Tentatively, here are some of my conclusions from this debate:
Successful warriors, among the Yanomami and elsewhere, often do reap social and fitness benefits. Although this is not always going to be true, and excessively, indiscriminately violent males are probably unlikely to do well. Context is important.
The hypothesis that the influx of Western goods contributed to some sort of increase in rates of violent conflict among the Yanomami seems plausible, in my view. How big of an increase I cannot say.

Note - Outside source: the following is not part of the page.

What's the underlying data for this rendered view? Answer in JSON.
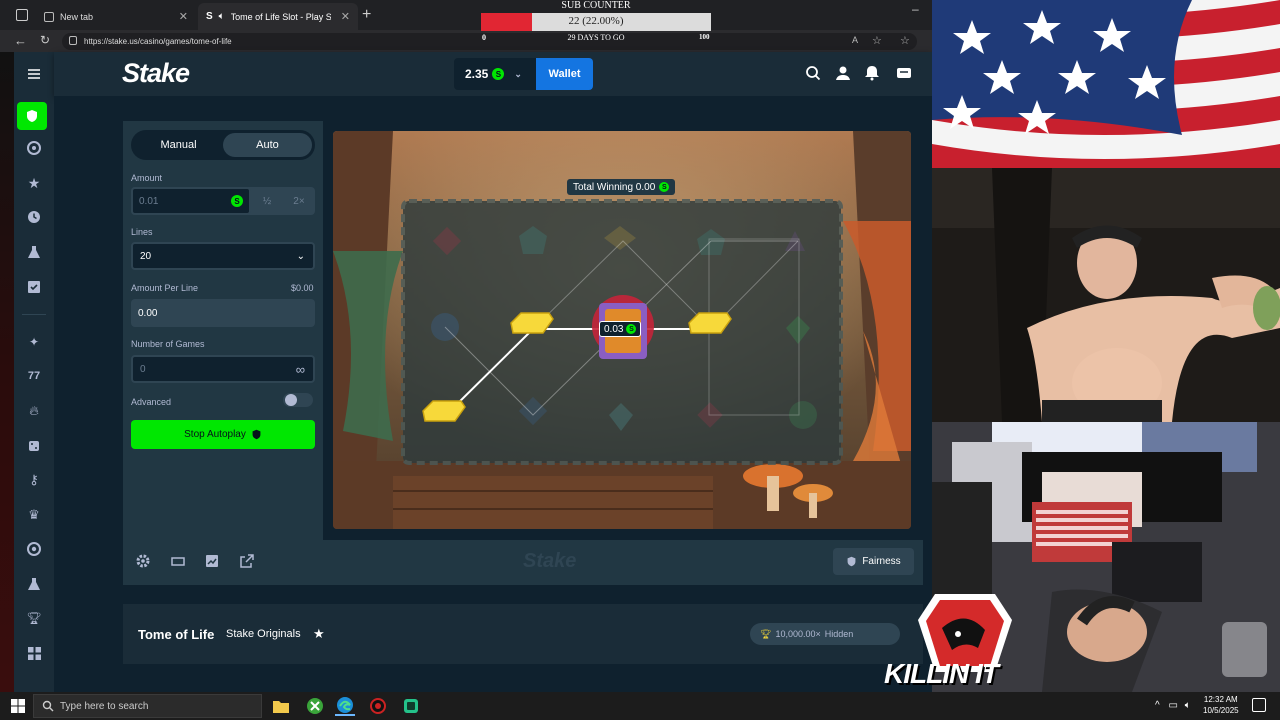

There is no evidence that Chagnon himself exacerbated violent conflict among the Yanomami. Chagnon did give gifts of machetes and pots and other Western goods to the Yanomami groups he studied, so it is, however, possible he may have contributed to the general problem of competition for Western goods. The scale of his gift-giving is dwarfed by the activities of the Salesian missions, however. Ferguson also agrees with this, and argues that the Salesian missions had a much greater impact on Yanomami violence than Chagnon.
I think Chagnon broadly got a lot right. Many of the factors that seem to stimulate violent conflict among the Yanomami revolve around cultural traditions that have been incredibly common the world over, and pre-date Western contact, such as wife capture raids, sorcery accusations and revenge attacks. On the other hand, it seems plausible to me that the influx of highly desired Western goods, and their unequal distribution, due in particular to the activities of the Salesian missions, would add a new contributing source of violent conflict. This contact pre-dated Chagnon’s arrival and continued while he was there. Further, the Yanomami were not small bands of mobile hunter-gatherers; they lived in relatively large villages (sometimes upwards of 400) and practiced horticulture, in addition to hunting and gathering.
While some patterns of Yanomami warfare are informative when considering many other small-scale, and potentially even ancestral, human societies (particularly in relation to wife-capture, sorcery allegations, and revenge raids, which have been documented among quite a few mobile hunter-gatherer groups) the comparison should not be taken too far.